But back to Lee Maynard’s new book. The foreword “I’m still here, Lowenstein, you son of a bitch” intrigued me and by the end of the first chapter “The Parlor” which was barely three pages long, he’d totally hooked me. At times I wanted to savor a particular chapter by putting the book aside and losing myself in thoughts about it, but the momentum of the story propelled me to the next chapter and I could not put the book down for long. I connected most with the early childhood chapters and the later chapters. The rowdy and bawdy young manhood years were interesting and surreal with film noir shadings, and they worked well to make the later chapters all the more poignant. By the end – all the rivers crossed, all the running away from and toward something, all the small details as simple and significant as a treasured button – all those short chapters covering a lifetime of decades add up to one hell of a story.

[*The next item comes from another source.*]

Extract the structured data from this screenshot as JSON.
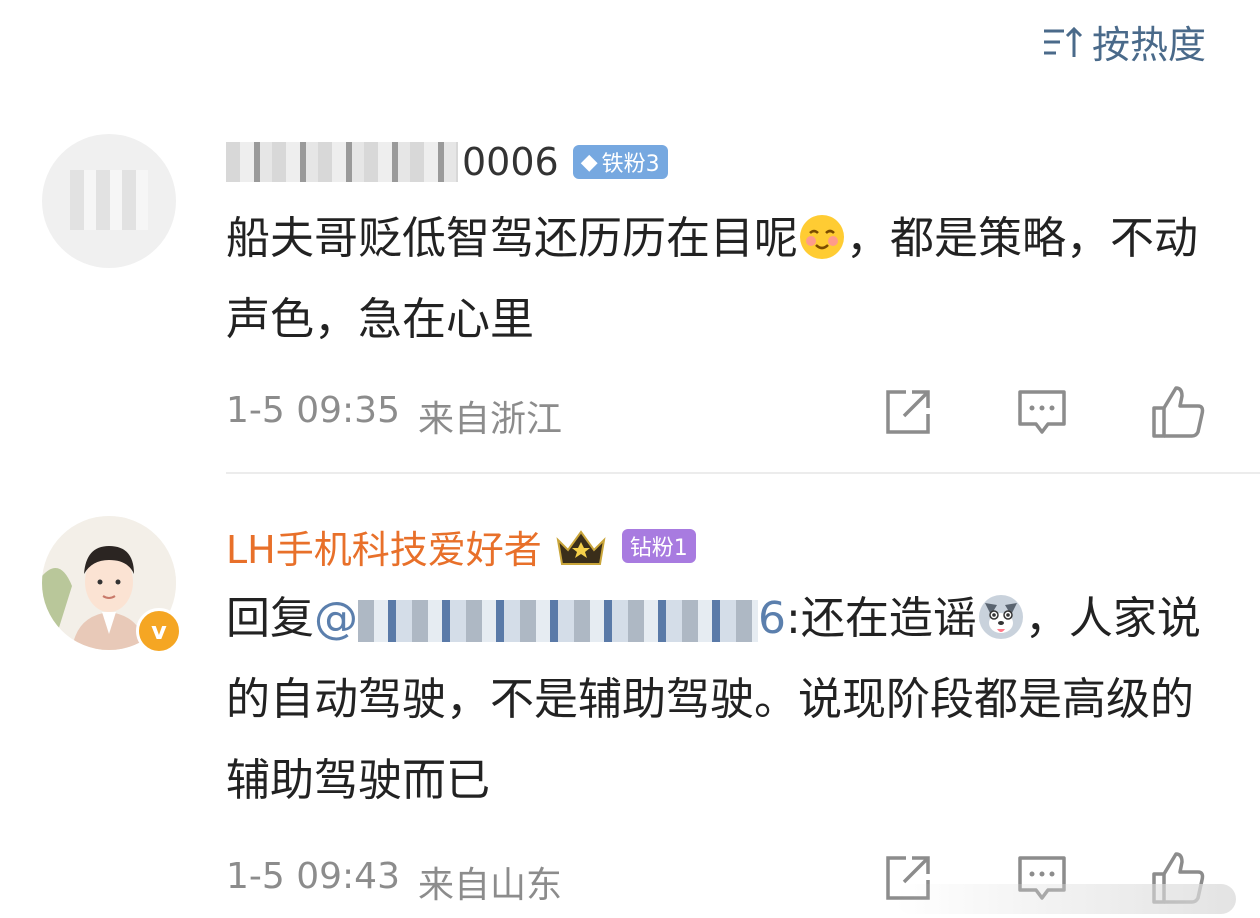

One of my favorite chapters, “1948: My Mother’s Coat” is about grasping the sense of loss. After running away for the day, Maynard returns home in the evening to find his mother gone: “I charge through the small rooms, breathing the scent of her, knowing that she has been here, waiting for me. There is no fire in the stove and the house is chilled. She is gone. Without her, the house has no meaning.” Another favorite chapter late in the book, “2003: Where I’m From,” is about the images that come to mind as the essence of the West Virginia landscape.
On the page following the dedication, there is a wonderful quote by Lee’s good friend Chuck Kinder: “All Stories are true, if they are well written. The question is what they are telling the truth about.” The stories in The Pale Light of Sunset are truths that I will carry with me for a very long time.
You can see and hear Lee Maynard talk about The Pale Light of Sunset in this WVU Press podcast.
Cat Pleska interviews Lee Maynard at West Virginia Writers, Inc. which is also available as a podcast.